  • Signum Records are proud to present the eighth and penultimate volume of Chapelle du Roi’s recording of the Complete Works of Thomas Tallis. This volume brings together Tallis’s two masterly settings of the Lamentations of Jeremiah and English adaptations of several of his best-known Latin motets. Thomas Tallis was one of many continental and English composers who composed settings of texts from the Lamentations of Jeremiah, the opening five verses of which formed part of the office of Matins (or Tenebrae) during Holy Week. Tallis’s two settings could have been performed ritually but in all likelihood they are Elizabethan works intended for use at the private devotions of staunch Catholic sympathisers. The statutory introduction of the First Book of Common Prayer on Whitsunday, 9th June 1549 precipitated an urgent need for a repertory of service music in the vernacular.

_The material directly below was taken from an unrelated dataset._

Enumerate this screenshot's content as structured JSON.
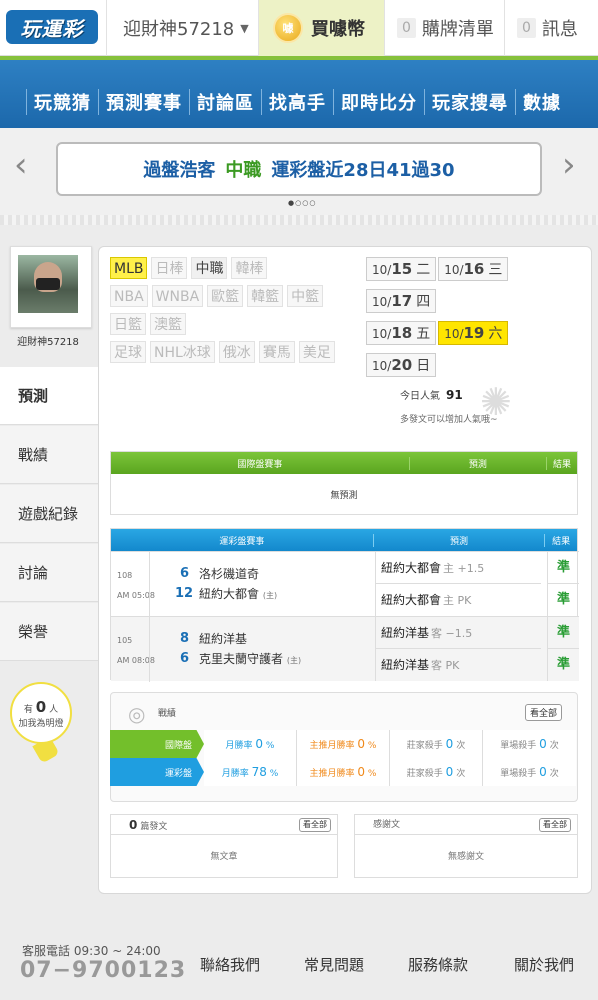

One straightforward solution to the predicament was to adapt existing Latin motets to English texts, a genre of composition that has come to be known as a contrafactum. Contrafacta survive of liturgical music by pre-Reformation English composers as well as by several composers whose working life spanned the period of Reformation. During the Elizabethan and Jacobean periods contrafacta and their models assumed several forms of dual existence, and were performed not only within a liturgical setting but also in a domestic context for recreation or private devotion. Usually there is no textual relationship between the model and the contrafactum. Indeed the finale of this disc, Sing & Glorify heaven’s high majesty, an adaptation of Tallis’s celebrated eight-choir (40-part) motet Spem in alium was adapted to celebrate Prince Henry’s investiture as Prince of Wales in 1610. Chapelle du Roi succeed in conveying a sense of spaciousness and grandeur - The Daily Telegraph